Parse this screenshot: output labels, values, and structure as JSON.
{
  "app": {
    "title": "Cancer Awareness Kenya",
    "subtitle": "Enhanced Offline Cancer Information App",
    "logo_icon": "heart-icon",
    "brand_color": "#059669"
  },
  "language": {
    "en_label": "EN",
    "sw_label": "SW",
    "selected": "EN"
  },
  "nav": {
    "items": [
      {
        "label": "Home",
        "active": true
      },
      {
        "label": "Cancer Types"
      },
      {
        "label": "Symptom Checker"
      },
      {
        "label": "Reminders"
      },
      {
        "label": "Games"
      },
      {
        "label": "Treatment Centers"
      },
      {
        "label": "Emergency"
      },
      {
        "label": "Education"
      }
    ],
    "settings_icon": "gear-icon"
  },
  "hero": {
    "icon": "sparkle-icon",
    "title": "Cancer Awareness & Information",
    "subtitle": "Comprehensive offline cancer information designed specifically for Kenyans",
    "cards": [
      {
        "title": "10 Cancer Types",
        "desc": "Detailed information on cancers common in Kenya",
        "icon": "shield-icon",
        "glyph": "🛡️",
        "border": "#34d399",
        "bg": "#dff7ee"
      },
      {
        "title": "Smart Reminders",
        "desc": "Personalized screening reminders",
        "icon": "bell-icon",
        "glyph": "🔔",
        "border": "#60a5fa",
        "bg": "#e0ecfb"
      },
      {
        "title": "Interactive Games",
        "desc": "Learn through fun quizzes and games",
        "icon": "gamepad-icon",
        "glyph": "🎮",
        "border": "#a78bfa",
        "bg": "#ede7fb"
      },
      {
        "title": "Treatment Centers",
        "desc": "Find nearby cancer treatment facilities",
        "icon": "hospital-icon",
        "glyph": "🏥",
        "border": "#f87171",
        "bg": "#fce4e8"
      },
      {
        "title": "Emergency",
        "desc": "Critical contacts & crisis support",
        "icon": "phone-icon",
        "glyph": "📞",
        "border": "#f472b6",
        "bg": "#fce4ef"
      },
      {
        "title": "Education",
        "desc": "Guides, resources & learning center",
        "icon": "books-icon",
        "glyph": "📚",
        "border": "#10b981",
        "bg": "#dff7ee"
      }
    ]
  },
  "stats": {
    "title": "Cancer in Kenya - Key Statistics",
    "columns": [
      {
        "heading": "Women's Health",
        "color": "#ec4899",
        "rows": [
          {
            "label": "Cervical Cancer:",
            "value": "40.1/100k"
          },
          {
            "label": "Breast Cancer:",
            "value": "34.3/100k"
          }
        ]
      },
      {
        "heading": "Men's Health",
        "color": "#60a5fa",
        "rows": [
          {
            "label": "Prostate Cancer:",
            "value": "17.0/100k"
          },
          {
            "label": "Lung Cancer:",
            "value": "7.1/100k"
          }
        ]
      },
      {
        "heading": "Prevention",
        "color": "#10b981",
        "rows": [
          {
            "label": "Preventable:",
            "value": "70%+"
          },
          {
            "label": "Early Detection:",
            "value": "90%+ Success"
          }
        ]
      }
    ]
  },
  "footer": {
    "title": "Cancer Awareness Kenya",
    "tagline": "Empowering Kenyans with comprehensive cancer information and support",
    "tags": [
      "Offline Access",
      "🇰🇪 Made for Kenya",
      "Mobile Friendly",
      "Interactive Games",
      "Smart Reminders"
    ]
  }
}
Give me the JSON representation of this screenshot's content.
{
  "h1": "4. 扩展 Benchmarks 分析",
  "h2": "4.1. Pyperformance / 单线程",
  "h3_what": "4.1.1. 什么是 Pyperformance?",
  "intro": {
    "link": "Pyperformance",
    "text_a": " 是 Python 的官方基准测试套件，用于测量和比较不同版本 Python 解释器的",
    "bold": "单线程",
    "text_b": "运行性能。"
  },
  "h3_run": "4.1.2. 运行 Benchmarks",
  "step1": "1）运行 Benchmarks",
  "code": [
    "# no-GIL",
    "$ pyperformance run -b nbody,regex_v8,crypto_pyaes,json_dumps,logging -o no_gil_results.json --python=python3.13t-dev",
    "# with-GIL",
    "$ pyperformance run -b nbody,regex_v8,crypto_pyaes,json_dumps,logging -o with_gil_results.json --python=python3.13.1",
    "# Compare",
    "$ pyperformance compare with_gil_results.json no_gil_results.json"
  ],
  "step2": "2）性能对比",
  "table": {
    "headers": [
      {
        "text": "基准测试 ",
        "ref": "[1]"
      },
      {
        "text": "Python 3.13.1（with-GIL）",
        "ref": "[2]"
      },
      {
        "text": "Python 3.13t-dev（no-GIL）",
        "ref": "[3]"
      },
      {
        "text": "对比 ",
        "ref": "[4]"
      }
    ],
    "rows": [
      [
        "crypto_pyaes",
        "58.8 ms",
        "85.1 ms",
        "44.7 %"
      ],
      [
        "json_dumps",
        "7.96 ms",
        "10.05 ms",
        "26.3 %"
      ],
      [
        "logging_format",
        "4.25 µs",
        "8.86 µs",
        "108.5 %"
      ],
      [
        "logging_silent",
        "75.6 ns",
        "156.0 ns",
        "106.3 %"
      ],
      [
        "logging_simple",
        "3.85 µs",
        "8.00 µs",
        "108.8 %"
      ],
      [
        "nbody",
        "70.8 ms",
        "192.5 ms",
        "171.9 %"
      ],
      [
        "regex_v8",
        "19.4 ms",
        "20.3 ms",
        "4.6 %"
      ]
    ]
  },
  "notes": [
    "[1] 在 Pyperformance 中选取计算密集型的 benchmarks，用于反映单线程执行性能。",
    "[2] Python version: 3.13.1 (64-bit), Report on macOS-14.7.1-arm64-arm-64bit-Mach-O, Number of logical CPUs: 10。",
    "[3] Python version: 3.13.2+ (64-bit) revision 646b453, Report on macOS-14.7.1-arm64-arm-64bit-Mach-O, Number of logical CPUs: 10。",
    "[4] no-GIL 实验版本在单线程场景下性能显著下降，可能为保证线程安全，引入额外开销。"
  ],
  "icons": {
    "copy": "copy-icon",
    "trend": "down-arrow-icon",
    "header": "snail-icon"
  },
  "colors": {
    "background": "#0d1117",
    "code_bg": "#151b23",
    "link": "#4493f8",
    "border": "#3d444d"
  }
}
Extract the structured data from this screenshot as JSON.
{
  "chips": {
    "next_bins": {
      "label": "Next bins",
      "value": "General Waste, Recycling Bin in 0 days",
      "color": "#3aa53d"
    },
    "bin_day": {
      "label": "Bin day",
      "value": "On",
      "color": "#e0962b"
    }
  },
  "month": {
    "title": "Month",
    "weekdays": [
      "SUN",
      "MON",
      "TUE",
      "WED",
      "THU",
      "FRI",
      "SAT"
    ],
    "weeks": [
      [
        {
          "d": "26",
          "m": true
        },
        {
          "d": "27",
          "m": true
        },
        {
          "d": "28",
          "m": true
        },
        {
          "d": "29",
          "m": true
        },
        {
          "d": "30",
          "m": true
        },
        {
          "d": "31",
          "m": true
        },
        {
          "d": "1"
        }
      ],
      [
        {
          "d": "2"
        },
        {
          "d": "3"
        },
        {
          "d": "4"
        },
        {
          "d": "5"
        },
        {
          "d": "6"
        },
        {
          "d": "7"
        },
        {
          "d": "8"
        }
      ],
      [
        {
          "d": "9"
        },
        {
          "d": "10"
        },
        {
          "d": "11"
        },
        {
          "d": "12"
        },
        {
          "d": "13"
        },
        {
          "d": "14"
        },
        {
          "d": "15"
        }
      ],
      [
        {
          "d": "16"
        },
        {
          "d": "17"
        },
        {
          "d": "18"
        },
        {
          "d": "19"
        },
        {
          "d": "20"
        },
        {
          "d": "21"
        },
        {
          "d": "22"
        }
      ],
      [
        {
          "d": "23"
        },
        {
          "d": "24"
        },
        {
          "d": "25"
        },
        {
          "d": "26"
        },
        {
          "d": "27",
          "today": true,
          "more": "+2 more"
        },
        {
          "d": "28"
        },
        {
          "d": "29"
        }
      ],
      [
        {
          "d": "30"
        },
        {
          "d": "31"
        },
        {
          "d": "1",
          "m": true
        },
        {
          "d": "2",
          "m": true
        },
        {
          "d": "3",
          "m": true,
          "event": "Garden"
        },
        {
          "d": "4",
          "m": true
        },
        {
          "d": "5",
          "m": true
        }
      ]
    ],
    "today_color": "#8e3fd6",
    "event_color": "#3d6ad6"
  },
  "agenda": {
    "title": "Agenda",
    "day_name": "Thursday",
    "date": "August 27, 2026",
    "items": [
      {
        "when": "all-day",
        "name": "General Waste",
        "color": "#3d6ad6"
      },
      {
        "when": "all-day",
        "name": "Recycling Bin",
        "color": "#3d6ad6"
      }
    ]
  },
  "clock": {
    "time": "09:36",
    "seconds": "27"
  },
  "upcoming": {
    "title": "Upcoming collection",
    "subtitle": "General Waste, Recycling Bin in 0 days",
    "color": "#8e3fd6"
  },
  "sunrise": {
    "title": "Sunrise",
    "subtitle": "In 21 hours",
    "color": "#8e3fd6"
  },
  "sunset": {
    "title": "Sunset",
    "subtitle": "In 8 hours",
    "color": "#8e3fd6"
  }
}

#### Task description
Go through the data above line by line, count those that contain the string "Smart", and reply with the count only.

#### Response to the exercise
2